▸ INPUT FOR THIS TASK
[Start of section]

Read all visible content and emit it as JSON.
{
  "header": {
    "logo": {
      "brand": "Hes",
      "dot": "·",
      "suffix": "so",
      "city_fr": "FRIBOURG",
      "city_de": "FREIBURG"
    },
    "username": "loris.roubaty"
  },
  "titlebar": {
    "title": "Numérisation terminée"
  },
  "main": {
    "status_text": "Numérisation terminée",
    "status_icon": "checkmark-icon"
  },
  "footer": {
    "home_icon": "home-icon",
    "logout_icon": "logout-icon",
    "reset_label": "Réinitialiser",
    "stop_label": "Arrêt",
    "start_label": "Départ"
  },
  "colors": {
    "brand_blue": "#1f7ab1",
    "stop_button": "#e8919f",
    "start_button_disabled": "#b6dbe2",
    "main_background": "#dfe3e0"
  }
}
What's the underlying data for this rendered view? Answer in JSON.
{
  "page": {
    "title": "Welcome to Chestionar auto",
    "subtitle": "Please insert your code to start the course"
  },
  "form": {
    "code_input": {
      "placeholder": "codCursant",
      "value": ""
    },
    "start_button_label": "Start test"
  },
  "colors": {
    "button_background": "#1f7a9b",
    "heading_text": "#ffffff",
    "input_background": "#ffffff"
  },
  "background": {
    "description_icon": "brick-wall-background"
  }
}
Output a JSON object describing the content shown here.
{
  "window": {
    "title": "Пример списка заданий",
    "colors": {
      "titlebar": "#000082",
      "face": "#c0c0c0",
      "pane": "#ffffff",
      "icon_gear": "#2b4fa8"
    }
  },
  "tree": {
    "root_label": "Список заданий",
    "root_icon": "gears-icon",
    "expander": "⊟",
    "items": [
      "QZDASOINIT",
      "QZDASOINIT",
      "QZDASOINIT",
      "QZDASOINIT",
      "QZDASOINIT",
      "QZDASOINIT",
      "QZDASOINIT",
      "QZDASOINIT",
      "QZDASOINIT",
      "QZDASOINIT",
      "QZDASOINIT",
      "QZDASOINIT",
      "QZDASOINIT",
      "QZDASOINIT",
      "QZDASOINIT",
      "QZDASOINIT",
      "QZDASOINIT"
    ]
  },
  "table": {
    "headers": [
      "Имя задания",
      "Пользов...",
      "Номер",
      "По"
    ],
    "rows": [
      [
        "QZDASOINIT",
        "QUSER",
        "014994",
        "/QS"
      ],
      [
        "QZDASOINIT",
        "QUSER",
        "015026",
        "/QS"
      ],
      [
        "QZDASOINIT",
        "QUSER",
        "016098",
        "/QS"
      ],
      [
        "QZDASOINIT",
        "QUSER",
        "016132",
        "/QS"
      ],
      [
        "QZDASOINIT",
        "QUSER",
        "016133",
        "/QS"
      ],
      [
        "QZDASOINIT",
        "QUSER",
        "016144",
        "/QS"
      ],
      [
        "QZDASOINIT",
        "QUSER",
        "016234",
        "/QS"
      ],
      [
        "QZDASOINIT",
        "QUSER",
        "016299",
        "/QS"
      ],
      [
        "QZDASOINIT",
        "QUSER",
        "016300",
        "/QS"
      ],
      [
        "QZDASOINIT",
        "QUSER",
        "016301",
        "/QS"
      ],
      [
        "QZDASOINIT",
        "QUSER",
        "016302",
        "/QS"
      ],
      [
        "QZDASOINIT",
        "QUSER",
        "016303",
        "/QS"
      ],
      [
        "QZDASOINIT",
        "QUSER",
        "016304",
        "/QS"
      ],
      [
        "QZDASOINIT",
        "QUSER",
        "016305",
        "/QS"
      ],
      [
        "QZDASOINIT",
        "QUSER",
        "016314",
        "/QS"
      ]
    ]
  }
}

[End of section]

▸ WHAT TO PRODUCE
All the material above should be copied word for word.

▸ SOLUTION
Read all visible content and emit it as JSON.
{
  "header": {
    "logo": {
      "brand": "Hes",
      "dot": "·",
      "suffix": "so",
      "city_fr": "FRIBOURG",
      "city_de": "FREIBURG"
    },
    "username": "loris.roubaty"
  },
  "titlebar": {
    "title": "Numérisation terminée"
  },
  "main": {
    "status_text": "Numérisation terminée",
    "status_icon": "checkmark-icon"
  },
  "footer": {
    "home_icon": "home-icon",
    "logout_icon": "logout-icon",
    "reset_label": "Réinitialiser",
    "stop_label": "Arrêt",
    "start_label": "Départ"
  },
  "colors": {
    "brand_blue": "#1f7ab1",
    "stop_button": "#e8919f",
    "start_button_disabled": "#b6dbe2",
    "main_background": "#dfe3e0"
  }
}
What's the underlying data for this rendered view? Answer in JSON.
{
  "page": {
    "title": "Welcome to Chestionar auto",
    "subtitle": "Please insert your code to start the course"
  },
  "form": {
    "code_input": {
      "placeholder": "codCursant",
      "value": ""
    },
    "start_button_label": "Start test"
  },
  "colors": {
    "button_background": "#1f7a9b",
    "heading_text": "#ffffff",
    "input_background": "#ffffff"
  },
  "background": {
    "description_icon": "brick-wall-background"
  }
}
Output a JSON object describing the content shown here.
{
  "window": {
    "title": "Пример списка заданий",
    "colors": {
      "titlebar": "#000082",
      "face": "#c0c0c0",
      "pane": "#ffffff",
      "icon_gear": "#2b4fa8"
    }
  },
  "tree": {
    "root_label": "Список заданий",
    "root_icon": "gears-icon",
    "expander": "⊟",
    "items": [
      "QZDASOINIT",
      "QZDASOINIT",
      "QZDASOINIT",
      "QZDASOINIT",
      "QZDASOINIT",
      "QZDASOINIT",
      "QZDASOINIT",
      "QZDASOINIT",
      "QZDASOINIT",
      "QZDASOINIT",
      "QZDASOINIT",
      "QZDASOINIT",
      "QZDASOINIT",
      "QZDASOINIT",
      "QZDASOINIT",
      "QZDASOINIT",
      "QZDASOINIT"
    ]
  },
  "table": {
    "headers": [
      "Имя задания",
      "Пользов...",
      "Номер",
      "По"
    ],
    "rows": [
      [
        "QZDASOINIT",
        "QUSER",
        "014994",
        "/QS"
      ],
      [
        "QZDASOINIT",
        "QUSER",
        "015026",
        "/QS"
      ],
      [
        "QZDASOINIT",
        "QUSER",
        "016098",
        "/QS"
      ],
      [
        "QZDASOINIT",
        "QUSER",
        "016132",
        "/QS"
      ],
      [
        "QZDASOINIT",
        "QUSER",
        "016133",
        "/QS"
      ],
      [
        "QZDASOINIT",
        "QUSER",
        "016144",
        "/QS"
      ],
      [
        "QZDASOINIT",
        "QUSER",
        "016234",
        "/QS"
      ],
      [
        "QZDASOINIT",
        "QUSER",
        "016299",
        "/QS"
      ],
      [
        "QZDASOINIT",
        "QUSER",
        "016300",
        "/QS"
      ],
      [
        "QZDASOINIT",
        "QUSER",
        "016301",
        "/QS"
      ],
      [
        "QZDASOINIT",
        "QUSER",
        "016302",
        "/QS"
      ],
      [
        "QZDASOINIT",
        "QUSER",
        "016303",
        "/QS"
      ],
      [
        "QZDASOINIT",
        "QUSER",
        "016304",
        "/QS"
      ],
      [
        "QZDASOINIT",
        "QUSER",
        "016305",
        "/QS"
      ],
      [
        "QZDASOINIT",
        "QUSER",
        "016314",
        "/QS"
      ]
    ]
  }
}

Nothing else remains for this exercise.